Experts aren’t sure if it is the alcohol itself that is beneficial or if it complements other aspects of life.

Perhaps it’s the putting up of feet with a good book and a glass of sherry – all the better for being guilt-free – that makes the difference.

It’s certainly worth a try ... and make that a large one.

It’s been a bad week for ... hedges

Living in deepest suburbia has many advantages. But over the course of a mild, wet Scottish summer, having a hedge is not one of them.

I swear I can gaze through the rain-streaked windows into our garden and visibly trace how much our monstrous hedges grow by the second. If the rain doesn’t stop soon, I ponder, we will be engulfed by soggy greenery. Any day now, hedges will take over the world.

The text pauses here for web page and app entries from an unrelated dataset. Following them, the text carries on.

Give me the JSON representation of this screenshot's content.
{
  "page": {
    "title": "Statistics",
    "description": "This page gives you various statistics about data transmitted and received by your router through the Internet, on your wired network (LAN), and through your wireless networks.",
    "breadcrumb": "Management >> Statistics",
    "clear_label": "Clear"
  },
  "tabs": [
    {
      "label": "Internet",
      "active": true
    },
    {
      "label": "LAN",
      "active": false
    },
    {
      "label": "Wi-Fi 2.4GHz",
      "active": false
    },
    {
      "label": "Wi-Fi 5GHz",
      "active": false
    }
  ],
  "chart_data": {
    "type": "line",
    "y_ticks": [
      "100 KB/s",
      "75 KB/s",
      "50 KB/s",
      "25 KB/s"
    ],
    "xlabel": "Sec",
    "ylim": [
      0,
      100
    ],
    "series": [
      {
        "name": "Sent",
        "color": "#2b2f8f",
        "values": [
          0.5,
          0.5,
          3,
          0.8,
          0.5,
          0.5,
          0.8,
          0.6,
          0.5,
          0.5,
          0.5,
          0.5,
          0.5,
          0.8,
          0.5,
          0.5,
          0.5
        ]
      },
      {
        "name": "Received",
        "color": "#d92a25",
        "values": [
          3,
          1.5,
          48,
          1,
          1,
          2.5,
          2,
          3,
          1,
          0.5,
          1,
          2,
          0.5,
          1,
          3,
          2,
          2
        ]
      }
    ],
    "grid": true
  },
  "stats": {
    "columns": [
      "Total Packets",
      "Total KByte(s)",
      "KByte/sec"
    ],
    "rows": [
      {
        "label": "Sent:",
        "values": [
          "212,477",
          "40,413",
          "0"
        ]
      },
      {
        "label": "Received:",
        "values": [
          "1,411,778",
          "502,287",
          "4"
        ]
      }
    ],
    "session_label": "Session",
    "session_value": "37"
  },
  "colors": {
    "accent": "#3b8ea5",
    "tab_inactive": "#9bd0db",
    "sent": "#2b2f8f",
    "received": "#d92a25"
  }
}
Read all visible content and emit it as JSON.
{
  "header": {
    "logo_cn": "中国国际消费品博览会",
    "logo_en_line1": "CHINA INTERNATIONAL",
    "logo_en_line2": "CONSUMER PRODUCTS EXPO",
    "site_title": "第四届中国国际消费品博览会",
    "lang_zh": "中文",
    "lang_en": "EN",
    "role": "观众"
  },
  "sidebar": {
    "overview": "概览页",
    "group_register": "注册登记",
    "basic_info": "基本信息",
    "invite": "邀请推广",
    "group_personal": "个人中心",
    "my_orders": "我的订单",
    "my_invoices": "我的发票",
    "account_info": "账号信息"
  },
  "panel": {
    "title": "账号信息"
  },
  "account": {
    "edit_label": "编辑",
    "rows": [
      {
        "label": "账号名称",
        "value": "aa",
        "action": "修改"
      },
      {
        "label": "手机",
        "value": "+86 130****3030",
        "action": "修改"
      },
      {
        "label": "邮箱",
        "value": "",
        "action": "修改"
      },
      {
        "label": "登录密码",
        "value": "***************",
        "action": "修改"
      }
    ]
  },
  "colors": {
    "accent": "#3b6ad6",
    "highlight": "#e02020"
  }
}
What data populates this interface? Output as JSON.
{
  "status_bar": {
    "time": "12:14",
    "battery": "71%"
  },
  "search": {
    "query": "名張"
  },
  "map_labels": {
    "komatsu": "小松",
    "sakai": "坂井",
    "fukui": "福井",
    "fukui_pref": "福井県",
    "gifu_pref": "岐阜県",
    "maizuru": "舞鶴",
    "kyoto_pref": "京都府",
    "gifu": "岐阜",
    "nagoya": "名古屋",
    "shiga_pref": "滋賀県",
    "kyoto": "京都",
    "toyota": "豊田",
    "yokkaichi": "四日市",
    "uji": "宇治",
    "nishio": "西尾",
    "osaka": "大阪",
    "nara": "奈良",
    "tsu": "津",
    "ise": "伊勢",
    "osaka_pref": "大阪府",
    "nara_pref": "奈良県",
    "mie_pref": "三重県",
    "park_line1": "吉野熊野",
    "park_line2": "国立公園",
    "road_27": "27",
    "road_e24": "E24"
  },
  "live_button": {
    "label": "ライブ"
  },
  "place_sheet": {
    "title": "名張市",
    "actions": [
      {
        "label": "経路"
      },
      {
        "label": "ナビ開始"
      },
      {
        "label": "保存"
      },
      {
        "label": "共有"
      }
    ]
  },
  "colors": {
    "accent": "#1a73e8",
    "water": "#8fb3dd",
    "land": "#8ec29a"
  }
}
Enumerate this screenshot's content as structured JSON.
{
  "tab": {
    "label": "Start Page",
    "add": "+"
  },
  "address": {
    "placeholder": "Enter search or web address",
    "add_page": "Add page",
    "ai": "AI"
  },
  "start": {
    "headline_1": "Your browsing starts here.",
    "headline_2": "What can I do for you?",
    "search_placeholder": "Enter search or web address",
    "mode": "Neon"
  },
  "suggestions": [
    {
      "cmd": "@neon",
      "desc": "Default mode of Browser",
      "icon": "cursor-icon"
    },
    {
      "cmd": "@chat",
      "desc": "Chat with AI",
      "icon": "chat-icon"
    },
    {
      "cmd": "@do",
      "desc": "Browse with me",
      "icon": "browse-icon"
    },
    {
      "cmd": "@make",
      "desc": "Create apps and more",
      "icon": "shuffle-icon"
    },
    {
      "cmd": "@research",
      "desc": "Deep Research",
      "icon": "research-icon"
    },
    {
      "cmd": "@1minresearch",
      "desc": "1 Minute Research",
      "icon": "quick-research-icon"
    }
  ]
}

In the meantime, we sharpen our supersized hedge-clippers in readiness for a break in the weather and a chance to wreak revenge and stop the Attack Of The Killer Privet in its tracks.

Let’s face it: privacy is one thing, but daylight is such a scarce commodity in Scotland that giant hedges should not be allowed to steal the sunlight, or sap the ground of the nutrients craved by the punier plants in their shadows.

It’s hardly surprising that high hedges are the thorny issue of many neighbourly disputes. Now SNP MSP Mark McDonald is to bring a bill to Holyrood in a bid to create new laws to tackle so-called hedge rage.

I think it’s called a privet member’s bill.